Last updated: February 25, 2011 1:14 pm
Sexist posters spark criminal investigation at Waterloo
Student leader hopes incident doesn’t deter women from getting involved
WATERLOO, Ont. (CUP) — Natalie Cockburn was disappointed to see the misogynistic attack on female candidates running in the University of Waterloo’s student federation election.
Earlier this month, an anonymous attacker put posters up over the posters of female candidates depicting Nobel Prize-winning chemist and physicist Marie Curie. The posters read "THE TRUTH. The brightest woman this Earth ever created was Marie Curie, the mother of the nuclear bomb. You tell me if the plan of women leading men is still a good idea."
A fraudulent email with the poster attached said to be from UW president Feridun Hamdullahpur was also sent out and social media outlets were used to spread the sexist messages.
“On Feb. 9, in response to seeing the posters up around campus that denigrated women, they were taken down immediately by campus police,” said Ellen Rethore, associate vice-president of communications and public affairs for UW.
The university’s police service has launched a criminal investigation to determine the identity of the attacker.
Cockburn, who was elected vice-president of education during this month’s campaign, expressed her displeasure that the individual or individuals responsible for the incidents would use the electoral process as a way to proliferate their message.
“It was fairly unfortunate that an individual would choose the election process as a way to send a message of this nature out,” she said, “And I don’t think it was necessarily a personal one — I think it was an attack at women in general.”
In the wake of the events, the university’s women’s centre and the queer and questioning community centre have been temporarily closed, though they assured the community their services could be accessed through e-mail and telephone.
The events have sparked an outcry from students of feelings of uncertainty on campus, which was highlighted during a panel discussion on Feb. 18, where audience members were given the opportunity to ask questions of those present.
Participants in the panel included Dave Mackay, from the university’s counselling services, Bud Walker, an associate provost, and Dan Anderson, the university’s police services director.
A number of students expressed feeling unsafe on campus even before the election incident.
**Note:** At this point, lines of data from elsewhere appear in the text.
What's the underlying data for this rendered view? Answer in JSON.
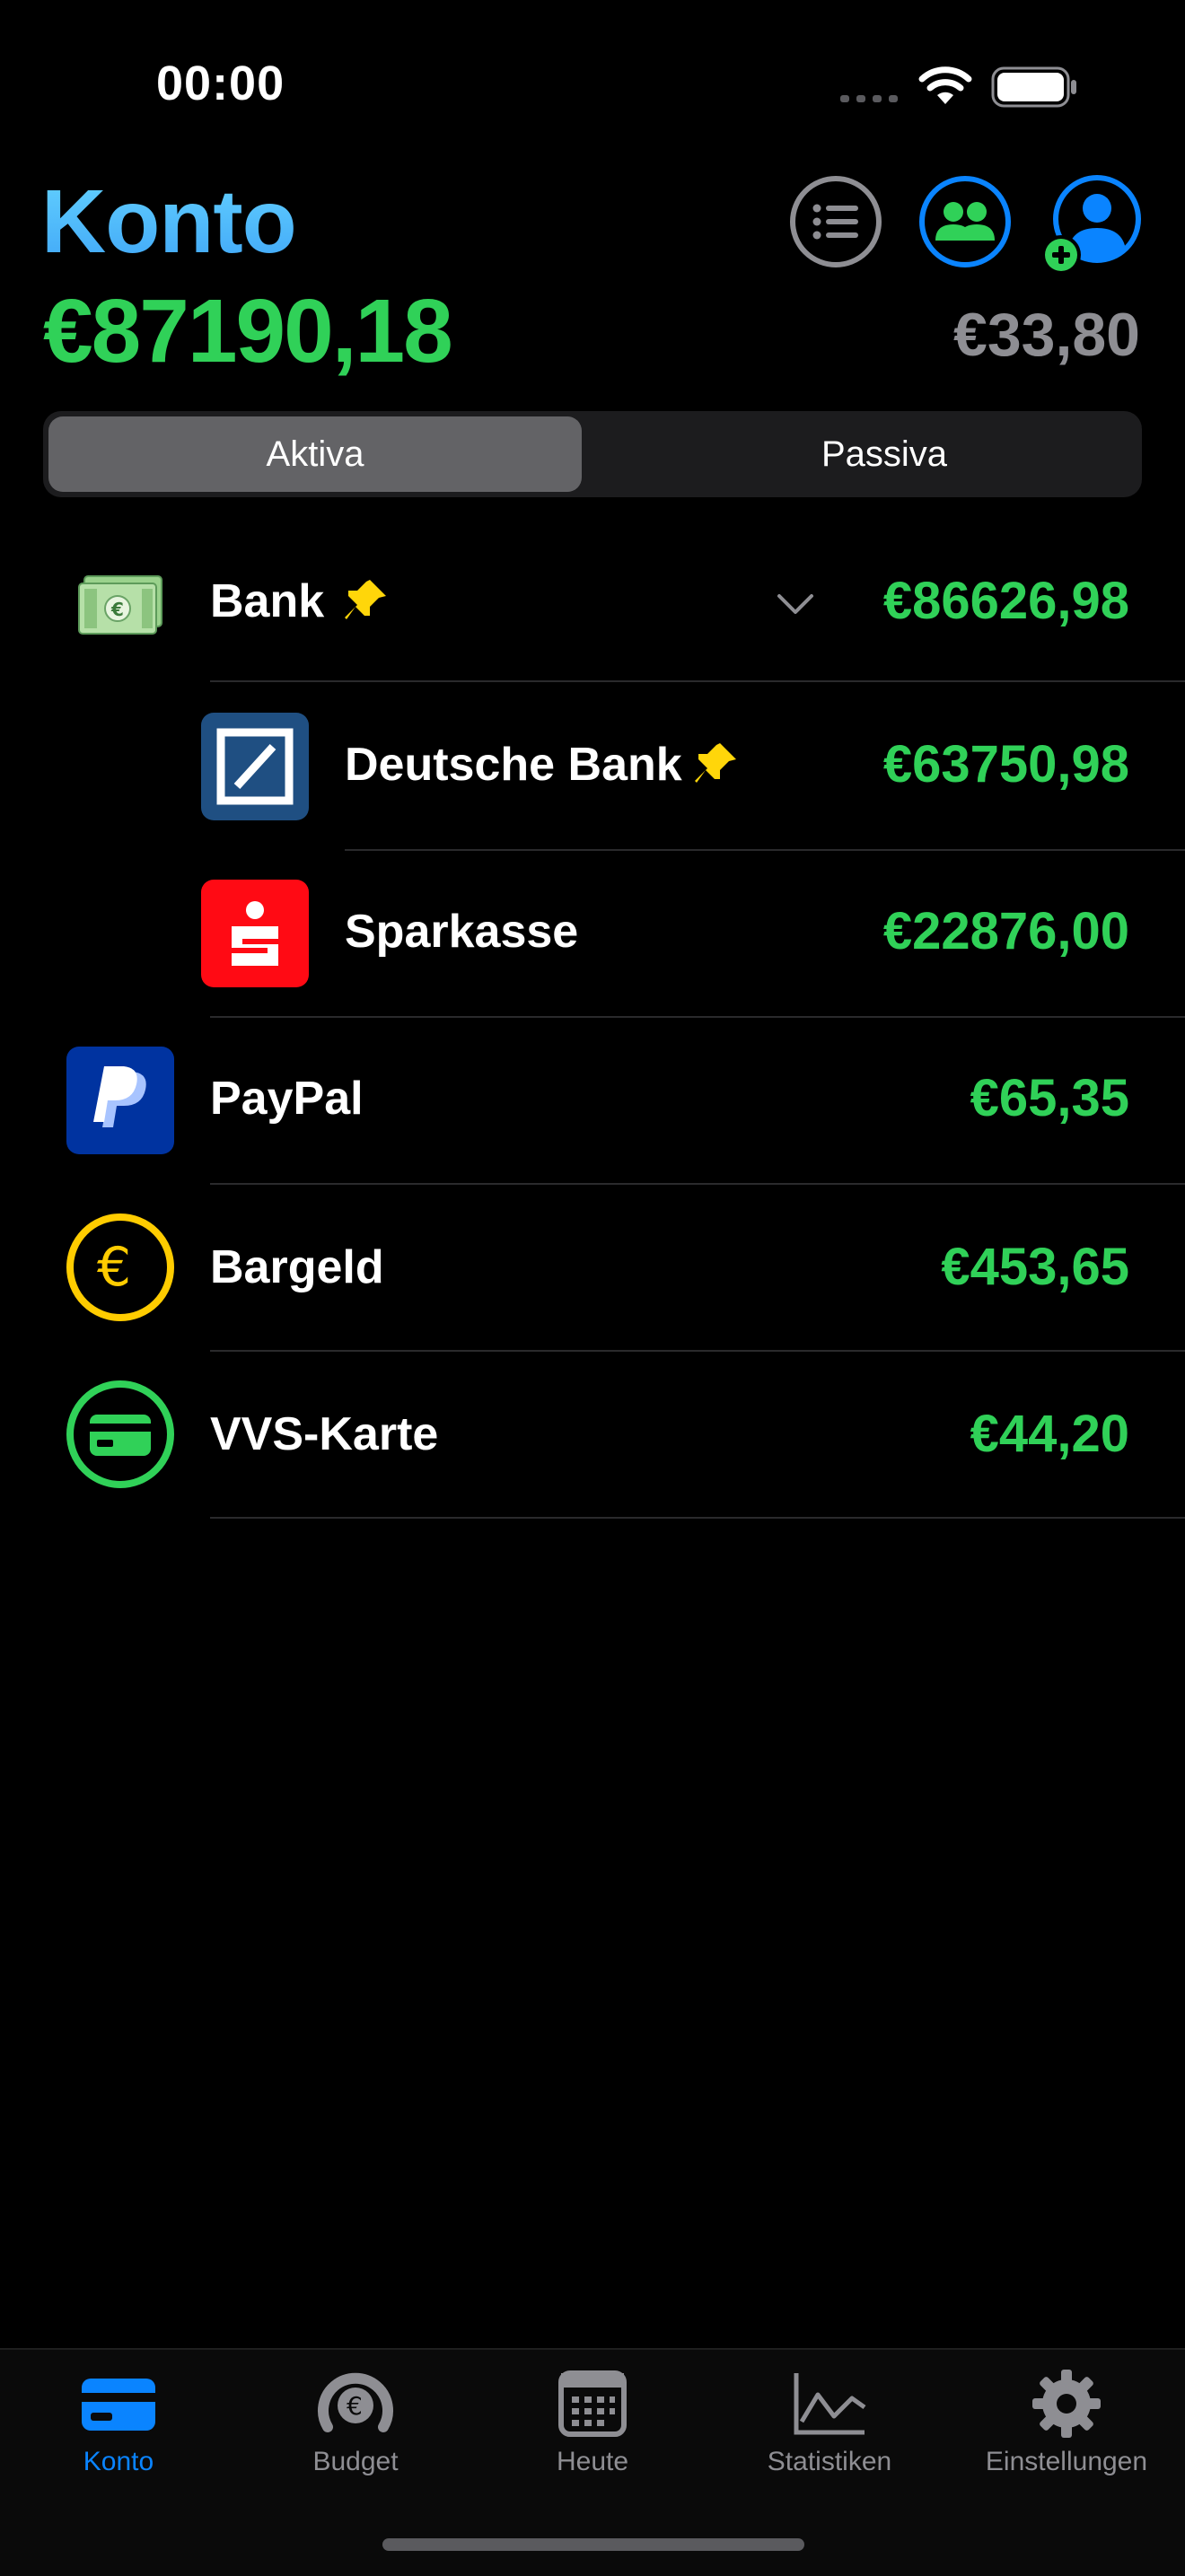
{
  "status_bar": {
    "time": "00:00"
  },
  "header": {
    "title": "Konto",
    "total": "€87190,18",
    "secondary_total": "€33,80",
    "icons": [
      "list-icon",
      "group-icon",
      "add-user-icon"
    ]
  },
  "segmented": {
    "active": "Aktiva",
    "inactive": "Passiva"
  },
  "accounts": {
    "bank": {
      "name": "Bank",
      "amount": "€86626,98",
      "pinned": true,
      "expanded": true
    },
    "deutsche_bank": {
      "name": "Deutsche Bank",
      "amount": "€63750,98",
      "pinned": true
    },
    "sparkasse": {
      "name": "Sparkasse",
      "amount": "€22876,00"
    },
    "paypal": {
      "name": "PayPal",
      "amount": "€65,35"
    },
    "bargeld": {
      "name": "Bargeld",
      "amount": "€453,65"
    },
    "vvs": {
      "name": "VVS-Karte",
      "amount": "€44,20"
    }
  },
  "tabbar": {
    "tabs": [
      {
        "label": "Konto",
        "icon": "card-icon",
        "active": true
      },
      {
        "label": "Budget",
        "icon": "budget-gauge-icon",
        "active": false
      },
      {
        "label": "Heute",
        "icon": "calendar-icon",
        "active": false
      },
      {
        "label": "Statistiken",
        "icon": "chart-icon",
        "active": false
      },
      {
        "label": "Einstellungen",
        "icon": "gear-icon",
        "active": false
      }
    ]
  },
  "colors": {
    "accent_blue": "#0a84ff",
    "title_blue": "#5ac8fa",
    "amount_green": "#30d158",
    "secondary_gray": "#8e8e93",
    "pin_yellow": "#ffd60a"
  }
}
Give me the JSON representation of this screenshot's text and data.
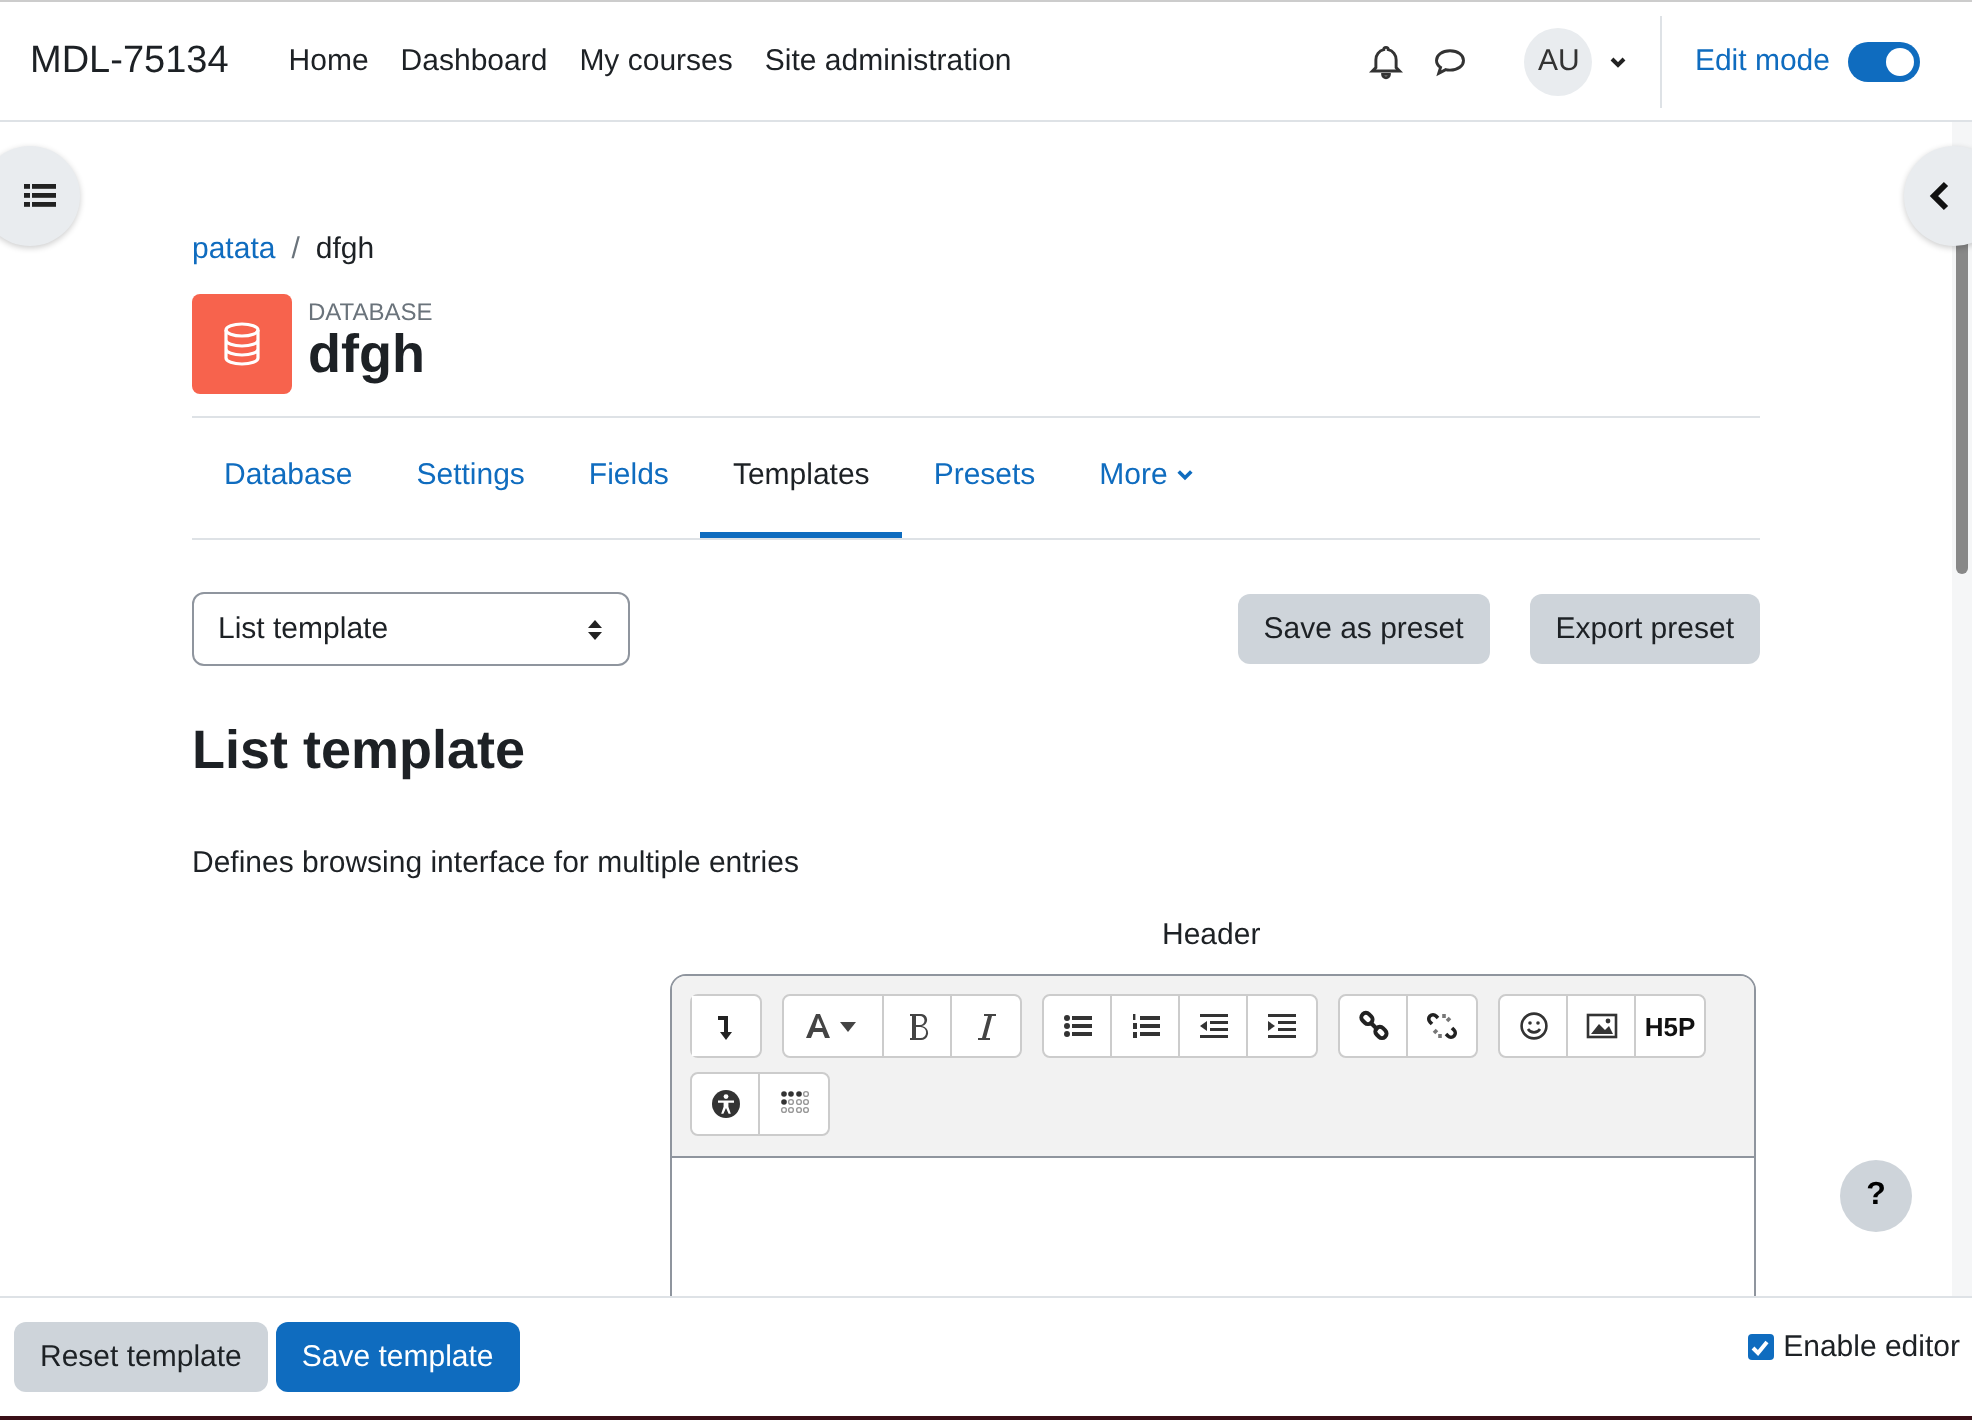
{
  "navbar": {
    "site_name": "MDL-75134",
    "links": [
      {
        "label": "Home"
      },
      {
        "label": "Dashboard"
      },
      {
        "label": "My courses"
      },
      {
        "label": "Site administration"
      }
    ],
    "avatar": "AU",
    "edit_mode": {
      "label": "Edit mode",
      "on": true
    }
  },
  "breadcrumb": {
    "separator": "/",
    "items": [
      {
        "label": "patata",
        "link": true
      },
      {
        "label": "dfgh",
        "link": false
      }
    ]
  },
  "activity": {
    "type": "DATABASE",
    "name": "dfgh"
  },
  "tabs": [
    {
      "label": "Database",
      "selected": false
    },
    {
      "label": "Settings",
      "selected": false
    },
    {
      "label": "Fields",
      "selected": false
    },
    {
      "label": "Templates",
      "selected": true
    },
    {
      "label": "Presets",
      "selected": false
    },
    {
      "label": "More",
      "selected": false,
      "dropdown": true
    }
  ],
  "template_select": {
    "value": "List template"
  },
  "actions": [
    "Save as preset",
    "Export preset"
  ],
  "heading": "List template",
  "description": "Defines browsing interface for multiple entries",
  "editor": {
    "label": "Header",
    "toolbar": [
      [
        {
          "kind": "collapse"
        }
      ],
      [
        {
          "kind": "fontcolor"
        },
        {
          "kind": "bold"
        },
        {
          "kind": "italic"
        }
      ],
      [
        {
          "kind": "bullets"
        },
        {
          "kind": "numbers"
        },
        {
          "kind": "outdent"
        },
        {
          "kind": "indent"
        }
      ],
      [
        {
          "kind": "link"
        },
        {
          "kind": "unlink"
        }
      ],
      [
        {
          "kind": "emoji"
        },
        {
          "kind": "image"
        },
        {
          "kind": "text",
          "label": "H5P"
        }
      ],
      [
        {
          "kind": "accessibility"
        },
        {
          "kind": "braille"
        }
      ]
    ]
  },
  "help": "?",
  "footer": {
    "buttons": [
      {
        "label": "Reset template",
        "primary": false
      },
      {
        "label": "Save template",
        "primary": true
      }
    ],
    "enable_editor": {
      "label": "Enable editor",
      "checked": true
    }
  }
}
Anderson replied to these allegations by describing the Waterloo campus as “a very safe place.”
“We certainly have crimes here, we certainly have violent crimes here, but in comparison to the rest of society or the rest of our broader community in Waterloo region, this is a very safe campus,” he said.
Cockburn echoed Anderson’s view, saying she has personally never felt unsafe on campus, including during recent events, though she looks forward to addressing student concerns during her tenure with the student federation.
“It’s good that it came to our attention and hopefully once I get into office it’s something that we can continue the dialogue on,” said Cockburn.
Security on the campus has been heightened and long-term plans have been examined for future security on campus for all students. For one, after the posters were identified on campus, security was heightened in buildings and on the campus’ grounds.
“This whole issue has also been identified and is on the agenda for our diversity committee,” explained Rethore. “The diversity committee will clearly be paying full attention to the situation and that will be something I expect we will hear back from them on in the future.”
Despite using the election as a vehicle for the attack, Cockburn said she is hopeful women won’t be discouraged from participating in elections on campus, particularly since the attack seemed to be “a statement against women at large.”
“There are a lot of fantastic women, a number of fantastic women that just have so much to offer,” said Cockburn, “And I really hope that they won’t be discouraged to come forward and exercise their potential.”